**TASK DESCRIPTION:**
Copy out all the lines in the records that include the word "Manage".

**DATA LISTING:**
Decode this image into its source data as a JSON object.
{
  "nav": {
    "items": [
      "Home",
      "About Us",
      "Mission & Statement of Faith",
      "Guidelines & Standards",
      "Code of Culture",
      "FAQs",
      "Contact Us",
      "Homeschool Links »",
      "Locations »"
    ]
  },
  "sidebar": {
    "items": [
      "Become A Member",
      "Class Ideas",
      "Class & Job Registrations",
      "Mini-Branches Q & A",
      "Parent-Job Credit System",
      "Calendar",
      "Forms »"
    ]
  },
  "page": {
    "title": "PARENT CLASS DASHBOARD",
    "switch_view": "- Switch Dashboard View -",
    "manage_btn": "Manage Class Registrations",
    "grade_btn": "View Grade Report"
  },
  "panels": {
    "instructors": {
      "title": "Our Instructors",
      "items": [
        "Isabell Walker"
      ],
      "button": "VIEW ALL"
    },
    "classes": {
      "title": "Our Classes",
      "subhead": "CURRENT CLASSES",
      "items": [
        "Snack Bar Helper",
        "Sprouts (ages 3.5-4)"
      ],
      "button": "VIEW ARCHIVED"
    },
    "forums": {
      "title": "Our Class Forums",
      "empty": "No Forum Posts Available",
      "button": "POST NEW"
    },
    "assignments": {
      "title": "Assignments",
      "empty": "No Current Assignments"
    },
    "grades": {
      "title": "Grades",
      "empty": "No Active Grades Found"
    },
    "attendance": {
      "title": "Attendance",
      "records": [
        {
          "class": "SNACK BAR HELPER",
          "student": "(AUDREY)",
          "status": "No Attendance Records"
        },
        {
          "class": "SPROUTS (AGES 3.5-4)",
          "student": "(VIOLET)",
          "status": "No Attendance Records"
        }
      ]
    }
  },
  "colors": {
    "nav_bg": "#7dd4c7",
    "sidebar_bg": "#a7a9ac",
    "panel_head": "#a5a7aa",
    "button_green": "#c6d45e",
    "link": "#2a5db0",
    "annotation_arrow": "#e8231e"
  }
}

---

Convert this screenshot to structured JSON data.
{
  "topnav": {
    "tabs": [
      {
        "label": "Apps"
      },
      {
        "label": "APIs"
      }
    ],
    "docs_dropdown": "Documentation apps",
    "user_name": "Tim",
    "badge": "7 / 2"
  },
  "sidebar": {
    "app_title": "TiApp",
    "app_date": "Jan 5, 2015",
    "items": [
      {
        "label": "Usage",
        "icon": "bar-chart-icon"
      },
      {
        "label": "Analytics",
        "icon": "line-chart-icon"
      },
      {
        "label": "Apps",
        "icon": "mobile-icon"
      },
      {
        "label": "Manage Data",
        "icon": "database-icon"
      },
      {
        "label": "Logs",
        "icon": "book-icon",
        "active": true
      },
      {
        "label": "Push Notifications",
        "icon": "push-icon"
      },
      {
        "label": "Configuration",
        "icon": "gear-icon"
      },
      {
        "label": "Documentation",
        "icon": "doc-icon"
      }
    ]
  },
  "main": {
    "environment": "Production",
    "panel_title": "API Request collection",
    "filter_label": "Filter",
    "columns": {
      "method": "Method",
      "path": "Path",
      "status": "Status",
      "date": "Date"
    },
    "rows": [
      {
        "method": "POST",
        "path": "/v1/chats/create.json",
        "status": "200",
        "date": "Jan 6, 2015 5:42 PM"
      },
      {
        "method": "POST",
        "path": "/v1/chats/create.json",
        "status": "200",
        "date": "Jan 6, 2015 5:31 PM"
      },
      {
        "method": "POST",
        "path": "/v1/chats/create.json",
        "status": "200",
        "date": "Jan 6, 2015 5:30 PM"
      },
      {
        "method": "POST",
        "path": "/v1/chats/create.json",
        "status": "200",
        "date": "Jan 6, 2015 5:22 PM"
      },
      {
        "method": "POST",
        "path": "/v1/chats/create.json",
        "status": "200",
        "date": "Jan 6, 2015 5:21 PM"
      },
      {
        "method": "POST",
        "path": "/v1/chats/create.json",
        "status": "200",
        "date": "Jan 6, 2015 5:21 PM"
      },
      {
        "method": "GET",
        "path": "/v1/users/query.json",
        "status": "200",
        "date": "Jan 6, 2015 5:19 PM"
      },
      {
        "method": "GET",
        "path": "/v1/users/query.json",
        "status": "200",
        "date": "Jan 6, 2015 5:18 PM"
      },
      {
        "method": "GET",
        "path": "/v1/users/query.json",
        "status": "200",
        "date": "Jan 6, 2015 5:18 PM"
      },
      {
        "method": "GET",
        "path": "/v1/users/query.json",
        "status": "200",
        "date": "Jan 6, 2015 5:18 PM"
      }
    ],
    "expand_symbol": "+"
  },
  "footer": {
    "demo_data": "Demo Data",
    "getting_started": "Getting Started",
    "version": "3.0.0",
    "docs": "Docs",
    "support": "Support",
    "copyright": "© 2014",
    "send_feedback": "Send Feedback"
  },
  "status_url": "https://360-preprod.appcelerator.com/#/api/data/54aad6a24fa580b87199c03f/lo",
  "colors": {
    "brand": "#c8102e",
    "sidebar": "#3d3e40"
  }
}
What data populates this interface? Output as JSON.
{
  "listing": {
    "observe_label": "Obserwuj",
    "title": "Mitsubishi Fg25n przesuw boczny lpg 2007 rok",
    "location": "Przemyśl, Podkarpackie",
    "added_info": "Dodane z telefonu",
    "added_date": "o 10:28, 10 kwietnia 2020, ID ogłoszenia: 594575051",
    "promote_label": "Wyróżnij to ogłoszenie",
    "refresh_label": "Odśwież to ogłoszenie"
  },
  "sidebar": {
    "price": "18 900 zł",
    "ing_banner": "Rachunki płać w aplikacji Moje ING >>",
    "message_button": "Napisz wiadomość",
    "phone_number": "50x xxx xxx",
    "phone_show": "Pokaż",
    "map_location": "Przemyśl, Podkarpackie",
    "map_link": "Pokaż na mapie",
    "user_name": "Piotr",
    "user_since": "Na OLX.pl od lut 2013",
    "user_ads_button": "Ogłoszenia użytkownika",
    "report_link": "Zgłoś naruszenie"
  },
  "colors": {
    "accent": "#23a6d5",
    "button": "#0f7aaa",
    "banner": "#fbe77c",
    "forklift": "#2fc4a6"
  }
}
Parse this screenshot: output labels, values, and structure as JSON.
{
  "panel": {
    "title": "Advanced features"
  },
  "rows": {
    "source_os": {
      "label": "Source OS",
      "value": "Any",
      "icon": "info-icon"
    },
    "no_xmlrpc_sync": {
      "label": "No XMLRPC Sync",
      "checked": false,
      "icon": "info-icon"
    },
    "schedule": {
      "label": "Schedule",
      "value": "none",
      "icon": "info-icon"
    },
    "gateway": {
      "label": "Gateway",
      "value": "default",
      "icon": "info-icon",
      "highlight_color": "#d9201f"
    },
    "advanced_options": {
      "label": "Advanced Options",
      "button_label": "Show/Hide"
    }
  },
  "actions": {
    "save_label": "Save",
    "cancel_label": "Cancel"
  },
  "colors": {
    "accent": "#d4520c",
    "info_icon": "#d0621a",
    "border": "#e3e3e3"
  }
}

**TASK RESULT:**
    "manage_btn": "Manage Class Registrations",
        "label": "Manage Data",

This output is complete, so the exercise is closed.